The problem is further complicated by the doctrine of “Equitable Estoppel”. Under this doctrine if a man raises the child as his own, he will be denied the right to deny paternity. The way this normally works is that the father raises the child and finds out several years later that his wife or girlfriend had cheated on him and now he wants to avoid child support. The courts have found this situation createa a non-biological paternity and the court will then require the man to pay child support. Later this doctrine was expanded to allow the father visitation rights.
Under New York law a person who is neither the adoptive parent or the biological parent does normally not have any rights to custody and visitation, absent “extraordinary circumstances””.
The Court of Appeals has expressly rejected the doctrine of Equitable Estoppel for lesbian couples. See Debra H. v. Janice R. 14 NY3rd 576. It can be assumed that the court would also reject this for male homosexual couples as well. In a particularly unjust twist, the Court of Appeals has allowed the finding of paternity for the payment of child support but not for visitation. The Court cited statutory restrictions on its power to allow visitation. So, the non-biological parent has to pay for the child but cannot see the child.
In the case of Jann P v. Jamie R, New York Law Journal July 25, 2014, Family Court Judge Dane faced this frustrating situation. Judge Dane, an outstanding and compassionate Judge, found that the non-biological mother had no custodial rights. It was clear in his decision that he wanted to find to the contrary, but as he stated the statutes and caselaw were against it. In Jann P, the biological mother had the child prior to the marriage. The parties married and signed a separation agreement which provided visitation. After the divorce the biological mother sought to terminate the visitation. Judge Dane explored the law and regretfully concluded that under the current state of the law, the non-biological mother did not have the right of visitation.

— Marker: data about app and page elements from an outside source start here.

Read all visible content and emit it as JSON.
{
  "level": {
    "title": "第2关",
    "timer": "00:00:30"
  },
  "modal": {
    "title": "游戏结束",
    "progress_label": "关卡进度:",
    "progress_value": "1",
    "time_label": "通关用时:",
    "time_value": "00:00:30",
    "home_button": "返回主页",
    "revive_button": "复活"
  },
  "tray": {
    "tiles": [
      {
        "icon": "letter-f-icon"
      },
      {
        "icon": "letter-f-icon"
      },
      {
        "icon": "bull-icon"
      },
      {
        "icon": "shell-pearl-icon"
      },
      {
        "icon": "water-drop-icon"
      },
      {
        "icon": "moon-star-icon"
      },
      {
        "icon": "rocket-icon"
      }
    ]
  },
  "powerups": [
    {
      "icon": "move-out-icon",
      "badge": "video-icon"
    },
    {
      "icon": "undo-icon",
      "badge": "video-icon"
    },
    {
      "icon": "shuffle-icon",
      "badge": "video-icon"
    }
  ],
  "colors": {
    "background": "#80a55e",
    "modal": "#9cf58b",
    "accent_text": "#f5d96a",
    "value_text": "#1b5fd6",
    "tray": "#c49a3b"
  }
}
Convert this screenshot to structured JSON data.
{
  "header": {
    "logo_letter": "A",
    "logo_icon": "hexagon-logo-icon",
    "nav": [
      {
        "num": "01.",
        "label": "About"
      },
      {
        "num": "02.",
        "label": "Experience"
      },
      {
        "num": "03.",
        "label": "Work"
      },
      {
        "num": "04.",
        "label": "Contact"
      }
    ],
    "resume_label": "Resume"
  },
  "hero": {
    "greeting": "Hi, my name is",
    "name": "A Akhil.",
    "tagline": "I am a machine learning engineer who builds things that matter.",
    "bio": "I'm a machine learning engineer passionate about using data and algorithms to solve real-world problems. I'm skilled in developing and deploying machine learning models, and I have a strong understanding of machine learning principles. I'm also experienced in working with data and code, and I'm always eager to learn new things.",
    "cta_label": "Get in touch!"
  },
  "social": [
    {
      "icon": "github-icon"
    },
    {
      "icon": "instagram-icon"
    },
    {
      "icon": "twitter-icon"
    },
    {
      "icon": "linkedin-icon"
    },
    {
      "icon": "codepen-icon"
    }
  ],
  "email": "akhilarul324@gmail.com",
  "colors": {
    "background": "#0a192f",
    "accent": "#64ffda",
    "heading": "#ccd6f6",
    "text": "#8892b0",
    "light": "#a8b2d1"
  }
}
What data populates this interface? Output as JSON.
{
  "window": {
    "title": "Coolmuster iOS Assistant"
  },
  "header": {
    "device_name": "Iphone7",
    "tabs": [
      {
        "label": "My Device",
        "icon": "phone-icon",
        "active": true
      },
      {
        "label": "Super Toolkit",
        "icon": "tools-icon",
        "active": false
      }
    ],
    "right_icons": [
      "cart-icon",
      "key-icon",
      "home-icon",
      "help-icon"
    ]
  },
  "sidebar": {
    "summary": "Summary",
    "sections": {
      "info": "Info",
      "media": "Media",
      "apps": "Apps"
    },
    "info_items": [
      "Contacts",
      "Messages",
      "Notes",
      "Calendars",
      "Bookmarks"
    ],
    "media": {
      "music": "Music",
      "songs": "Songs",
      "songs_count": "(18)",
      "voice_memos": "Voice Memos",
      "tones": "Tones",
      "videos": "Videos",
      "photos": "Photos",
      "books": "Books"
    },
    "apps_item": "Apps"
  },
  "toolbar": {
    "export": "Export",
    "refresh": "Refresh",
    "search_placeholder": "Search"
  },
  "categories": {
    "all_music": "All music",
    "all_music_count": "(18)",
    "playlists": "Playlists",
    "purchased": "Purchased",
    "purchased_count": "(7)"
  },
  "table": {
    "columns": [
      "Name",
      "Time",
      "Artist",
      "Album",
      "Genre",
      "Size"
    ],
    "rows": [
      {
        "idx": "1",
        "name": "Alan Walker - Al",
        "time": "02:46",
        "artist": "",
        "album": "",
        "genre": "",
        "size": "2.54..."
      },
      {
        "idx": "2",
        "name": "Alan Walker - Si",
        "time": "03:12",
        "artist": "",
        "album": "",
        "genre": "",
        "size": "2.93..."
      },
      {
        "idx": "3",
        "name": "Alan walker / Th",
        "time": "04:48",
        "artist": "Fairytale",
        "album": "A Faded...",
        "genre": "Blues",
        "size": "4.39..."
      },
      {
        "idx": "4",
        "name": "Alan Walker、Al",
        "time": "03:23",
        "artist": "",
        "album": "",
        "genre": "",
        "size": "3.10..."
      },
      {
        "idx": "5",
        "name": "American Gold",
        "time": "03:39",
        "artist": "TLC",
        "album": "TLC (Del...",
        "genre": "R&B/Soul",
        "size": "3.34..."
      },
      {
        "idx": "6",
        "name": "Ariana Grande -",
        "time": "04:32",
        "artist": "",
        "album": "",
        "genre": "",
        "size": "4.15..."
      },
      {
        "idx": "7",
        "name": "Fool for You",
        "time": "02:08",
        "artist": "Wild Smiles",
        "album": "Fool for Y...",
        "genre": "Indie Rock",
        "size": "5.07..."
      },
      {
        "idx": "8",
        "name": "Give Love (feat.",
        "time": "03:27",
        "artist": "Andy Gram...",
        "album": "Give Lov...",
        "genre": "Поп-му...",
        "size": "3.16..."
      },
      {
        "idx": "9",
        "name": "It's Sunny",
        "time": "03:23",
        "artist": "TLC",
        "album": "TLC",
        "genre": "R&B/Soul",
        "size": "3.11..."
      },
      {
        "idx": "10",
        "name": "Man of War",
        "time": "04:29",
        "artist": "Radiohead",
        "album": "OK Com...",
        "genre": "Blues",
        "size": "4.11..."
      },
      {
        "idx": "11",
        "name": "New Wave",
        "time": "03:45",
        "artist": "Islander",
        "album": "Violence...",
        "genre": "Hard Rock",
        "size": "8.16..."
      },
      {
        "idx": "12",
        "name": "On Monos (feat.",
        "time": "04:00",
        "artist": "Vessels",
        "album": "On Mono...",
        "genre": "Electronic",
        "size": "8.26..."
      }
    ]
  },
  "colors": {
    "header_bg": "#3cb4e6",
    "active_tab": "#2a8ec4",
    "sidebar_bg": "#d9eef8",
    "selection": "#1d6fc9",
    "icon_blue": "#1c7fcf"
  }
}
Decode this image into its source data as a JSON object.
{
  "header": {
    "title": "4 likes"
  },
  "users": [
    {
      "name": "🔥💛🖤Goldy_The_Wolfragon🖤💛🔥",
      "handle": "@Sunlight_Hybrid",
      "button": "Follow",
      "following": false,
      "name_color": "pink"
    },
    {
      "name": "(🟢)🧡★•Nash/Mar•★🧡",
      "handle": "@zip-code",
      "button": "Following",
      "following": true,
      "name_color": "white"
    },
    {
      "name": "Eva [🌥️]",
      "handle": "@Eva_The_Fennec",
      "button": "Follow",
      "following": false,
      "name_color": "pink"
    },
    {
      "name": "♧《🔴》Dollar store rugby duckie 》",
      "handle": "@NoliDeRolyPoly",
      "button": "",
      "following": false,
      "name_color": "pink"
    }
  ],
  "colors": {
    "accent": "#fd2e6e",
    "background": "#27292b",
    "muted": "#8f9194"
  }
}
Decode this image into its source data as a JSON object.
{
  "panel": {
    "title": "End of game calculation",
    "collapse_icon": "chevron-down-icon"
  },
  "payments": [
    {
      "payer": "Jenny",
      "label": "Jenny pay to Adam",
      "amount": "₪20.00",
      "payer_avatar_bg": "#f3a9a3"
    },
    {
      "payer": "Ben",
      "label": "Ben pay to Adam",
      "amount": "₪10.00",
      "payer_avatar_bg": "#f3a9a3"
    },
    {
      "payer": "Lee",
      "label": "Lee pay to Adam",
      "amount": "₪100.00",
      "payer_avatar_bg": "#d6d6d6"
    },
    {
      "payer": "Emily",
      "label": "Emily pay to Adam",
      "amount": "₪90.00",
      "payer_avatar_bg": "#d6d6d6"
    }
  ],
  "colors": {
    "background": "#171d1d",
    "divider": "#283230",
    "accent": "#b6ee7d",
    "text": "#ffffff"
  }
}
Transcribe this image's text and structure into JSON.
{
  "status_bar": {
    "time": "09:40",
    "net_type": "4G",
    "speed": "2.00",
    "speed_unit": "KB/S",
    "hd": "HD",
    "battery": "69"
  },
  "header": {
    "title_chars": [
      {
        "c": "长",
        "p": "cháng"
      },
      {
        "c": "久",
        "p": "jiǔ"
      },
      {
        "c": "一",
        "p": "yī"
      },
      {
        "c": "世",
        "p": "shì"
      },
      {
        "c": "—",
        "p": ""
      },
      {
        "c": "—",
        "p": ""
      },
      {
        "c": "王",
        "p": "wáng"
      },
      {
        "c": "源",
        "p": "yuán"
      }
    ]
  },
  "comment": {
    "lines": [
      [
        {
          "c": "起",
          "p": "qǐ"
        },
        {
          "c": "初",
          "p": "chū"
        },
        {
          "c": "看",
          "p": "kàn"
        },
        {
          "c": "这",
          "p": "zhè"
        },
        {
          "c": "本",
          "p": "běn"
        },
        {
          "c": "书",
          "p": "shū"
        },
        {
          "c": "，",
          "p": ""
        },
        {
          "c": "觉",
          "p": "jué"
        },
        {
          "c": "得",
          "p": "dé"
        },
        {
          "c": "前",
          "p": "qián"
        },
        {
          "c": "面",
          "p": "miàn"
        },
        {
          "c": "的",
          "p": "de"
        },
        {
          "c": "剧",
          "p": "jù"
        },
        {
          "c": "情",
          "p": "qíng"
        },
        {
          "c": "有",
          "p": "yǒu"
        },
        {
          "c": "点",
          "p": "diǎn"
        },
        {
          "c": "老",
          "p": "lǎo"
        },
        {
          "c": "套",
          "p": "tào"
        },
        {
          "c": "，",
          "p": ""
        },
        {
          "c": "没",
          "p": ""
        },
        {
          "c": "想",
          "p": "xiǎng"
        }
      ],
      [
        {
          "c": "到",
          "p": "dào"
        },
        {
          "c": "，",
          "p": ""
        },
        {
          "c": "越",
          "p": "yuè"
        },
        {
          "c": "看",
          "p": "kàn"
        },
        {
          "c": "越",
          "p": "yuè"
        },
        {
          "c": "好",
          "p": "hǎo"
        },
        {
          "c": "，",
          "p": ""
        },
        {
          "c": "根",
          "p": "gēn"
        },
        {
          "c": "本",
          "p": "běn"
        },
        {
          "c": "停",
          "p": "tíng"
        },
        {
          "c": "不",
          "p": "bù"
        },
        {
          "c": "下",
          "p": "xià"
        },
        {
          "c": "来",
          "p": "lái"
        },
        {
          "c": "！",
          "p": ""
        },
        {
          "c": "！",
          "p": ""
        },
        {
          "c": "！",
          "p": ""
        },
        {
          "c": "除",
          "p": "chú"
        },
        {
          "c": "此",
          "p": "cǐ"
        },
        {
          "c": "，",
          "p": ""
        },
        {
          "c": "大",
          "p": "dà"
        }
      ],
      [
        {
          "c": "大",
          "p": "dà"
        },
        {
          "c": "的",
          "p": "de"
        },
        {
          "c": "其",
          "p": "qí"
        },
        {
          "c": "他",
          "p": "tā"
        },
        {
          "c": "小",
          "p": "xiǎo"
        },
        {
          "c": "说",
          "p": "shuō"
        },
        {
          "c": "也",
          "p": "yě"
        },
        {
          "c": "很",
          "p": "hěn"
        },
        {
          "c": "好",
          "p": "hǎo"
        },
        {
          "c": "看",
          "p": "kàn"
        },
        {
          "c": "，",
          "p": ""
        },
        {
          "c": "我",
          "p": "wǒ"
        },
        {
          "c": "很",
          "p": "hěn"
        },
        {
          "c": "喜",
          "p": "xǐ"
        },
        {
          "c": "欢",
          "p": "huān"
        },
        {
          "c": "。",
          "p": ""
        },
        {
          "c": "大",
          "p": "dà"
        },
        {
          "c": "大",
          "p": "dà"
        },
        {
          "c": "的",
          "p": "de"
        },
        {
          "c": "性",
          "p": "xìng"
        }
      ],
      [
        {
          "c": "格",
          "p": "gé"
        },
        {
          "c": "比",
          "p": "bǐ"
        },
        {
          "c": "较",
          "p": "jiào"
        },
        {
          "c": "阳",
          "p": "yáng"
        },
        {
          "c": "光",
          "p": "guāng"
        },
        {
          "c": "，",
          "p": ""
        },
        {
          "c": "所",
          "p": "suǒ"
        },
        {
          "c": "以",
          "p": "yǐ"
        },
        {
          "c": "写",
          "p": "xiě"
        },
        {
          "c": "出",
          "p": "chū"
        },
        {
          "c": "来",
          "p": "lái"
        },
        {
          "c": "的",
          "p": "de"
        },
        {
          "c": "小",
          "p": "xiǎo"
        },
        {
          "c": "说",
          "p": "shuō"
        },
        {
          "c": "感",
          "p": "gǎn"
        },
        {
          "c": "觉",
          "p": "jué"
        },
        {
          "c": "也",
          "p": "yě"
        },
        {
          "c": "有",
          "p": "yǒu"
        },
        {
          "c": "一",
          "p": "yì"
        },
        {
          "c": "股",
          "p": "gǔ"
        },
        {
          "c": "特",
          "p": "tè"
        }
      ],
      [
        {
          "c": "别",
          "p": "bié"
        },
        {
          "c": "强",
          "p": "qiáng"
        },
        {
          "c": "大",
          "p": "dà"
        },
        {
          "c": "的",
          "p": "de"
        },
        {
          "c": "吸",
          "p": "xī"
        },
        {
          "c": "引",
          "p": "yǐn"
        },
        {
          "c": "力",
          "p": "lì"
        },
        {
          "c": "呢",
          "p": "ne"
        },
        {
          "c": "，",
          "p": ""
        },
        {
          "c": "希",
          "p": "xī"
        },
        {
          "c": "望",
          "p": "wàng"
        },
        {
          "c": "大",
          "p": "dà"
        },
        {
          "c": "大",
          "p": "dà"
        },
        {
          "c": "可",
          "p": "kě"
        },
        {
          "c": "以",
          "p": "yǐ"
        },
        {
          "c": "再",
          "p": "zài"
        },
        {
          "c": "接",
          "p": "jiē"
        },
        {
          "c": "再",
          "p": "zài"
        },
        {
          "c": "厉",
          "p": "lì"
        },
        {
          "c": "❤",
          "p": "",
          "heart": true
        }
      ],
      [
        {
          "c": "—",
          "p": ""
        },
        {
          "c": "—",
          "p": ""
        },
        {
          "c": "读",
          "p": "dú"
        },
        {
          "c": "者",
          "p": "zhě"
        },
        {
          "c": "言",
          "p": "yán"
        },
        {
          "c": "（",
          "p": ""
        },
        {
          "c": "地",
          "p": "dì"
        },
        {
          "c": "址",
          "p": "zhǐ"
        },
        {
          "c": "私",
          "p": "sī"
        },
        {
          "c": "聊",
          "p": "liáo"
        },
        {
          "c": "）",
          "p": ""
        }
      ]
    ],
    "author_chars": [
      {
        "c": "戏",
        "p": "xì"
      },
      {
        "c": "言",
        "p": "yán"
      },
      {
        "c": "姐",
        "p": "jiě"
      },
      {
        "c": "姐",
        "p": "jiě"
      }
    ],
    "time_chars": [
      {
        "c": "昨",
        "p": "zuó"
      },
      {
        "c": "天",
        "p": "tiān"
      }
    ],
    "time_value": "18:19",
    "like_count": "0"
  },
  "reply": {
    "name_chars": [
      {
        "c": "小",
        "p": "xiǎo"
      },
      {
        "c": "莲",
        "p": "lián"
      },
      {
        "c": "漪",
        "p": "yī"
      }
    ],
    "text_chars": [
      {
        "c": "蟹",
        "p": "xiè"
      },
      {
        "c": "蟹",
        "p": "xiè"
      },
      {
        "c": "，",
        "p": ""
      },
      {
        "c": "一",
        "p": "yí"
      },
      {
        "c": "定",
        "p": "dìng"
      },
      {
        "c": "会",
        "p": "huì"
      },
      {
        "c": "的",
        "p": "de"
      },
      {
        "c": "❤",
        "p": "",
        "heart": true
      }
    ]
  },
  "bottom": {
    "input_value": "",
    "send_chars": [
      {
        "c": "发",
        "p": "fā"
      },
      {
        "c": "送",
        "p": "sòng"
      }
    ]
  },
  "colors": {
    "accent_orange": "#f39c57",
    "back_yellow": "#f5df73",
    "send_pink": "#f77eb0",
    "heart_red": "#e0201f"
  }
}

To avoid this problem the gay or lesbian couple should not have the child until after marriage. If there is a child born before marriage then all efforts should be made to adopt the child.
Finally, efforts must be made to push the State Government to address this problem and fix the statutes. In the end, until the statutes are made clear and explicit and above all fair, gay and lesbian parents will continue to suffer in this legal limbo.